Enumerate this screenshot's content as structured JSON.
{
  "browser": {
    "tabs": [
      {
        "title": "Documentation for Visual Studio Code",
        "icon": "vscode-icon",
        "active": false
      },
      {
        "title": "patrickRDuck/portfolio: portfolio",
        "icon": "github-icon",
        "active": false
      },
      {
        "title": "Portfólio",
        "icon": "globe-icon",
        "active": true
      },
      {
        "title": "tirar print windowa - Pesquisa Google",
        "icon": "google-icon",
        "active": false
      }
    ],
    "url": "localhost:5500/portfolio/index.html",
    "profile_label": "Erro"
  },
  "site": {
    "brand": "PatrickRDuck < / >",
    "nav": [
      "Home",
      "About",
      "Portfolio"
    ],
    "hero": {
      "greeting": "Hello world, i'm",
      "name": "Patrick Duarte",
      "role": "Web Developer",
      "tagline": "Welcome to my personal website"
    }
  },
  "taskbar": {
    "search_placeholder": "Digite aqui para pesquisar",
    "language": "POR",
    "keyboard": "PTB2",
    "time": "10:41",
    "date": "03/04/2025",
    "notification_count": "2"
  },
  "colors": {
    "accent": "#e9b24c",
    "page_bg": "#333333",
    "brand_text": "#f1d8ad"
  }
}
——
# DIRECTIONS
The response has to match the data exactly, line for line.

# EXPECTED ANSWER
Enumerate this screenshot's content as structured JSON.
{
  "browser": {
    "tabs": [
      {
        "title": "Documentation for Visual Studio Code",
        "icon": "vscode-icon",
        "active": false
      },
      {
        "title": "patrickRDuck/portfolio: portfolio",
        "icon": "github-icon",
        "active": false
      },
      {
        "title": "Portfólio",
        "icon": "globe-icon",
        "active": true
      },
      {
        "title": "tirar print windowa - Pesquisa Google",
        "icon": "google-icon",
        "active": false
      }
    ],
    "url": "localhost:5500/portfolio/index.html",
    "profile_label": "Erro"
  },
  "site": {
    "brand": "PatrickRDuck < / >",
    "nav": [
      "Home",
      "About",
      "Portfolio"
    ],
    "hero": {
      "greeting": "Hello world, i'm",
      "name": "Patrick Duarte",
      "role": "Web Developer",
      "tagline": "Welcome to my personal website"
    }
  },
  "taskbar": {
    "search_placeholder": "Digite aqui para pesquisar",
    "language": "POR",
    "keyboard": "PTB2",
    "time": "10:41",
    "date": "03/04/2025",
    "notification_count": "2"
  },
  "colors": {
    "accent": "#e9b24c",
    "page_bg": "#333333",
    "brand_text": "#f1d8ad"
  }
}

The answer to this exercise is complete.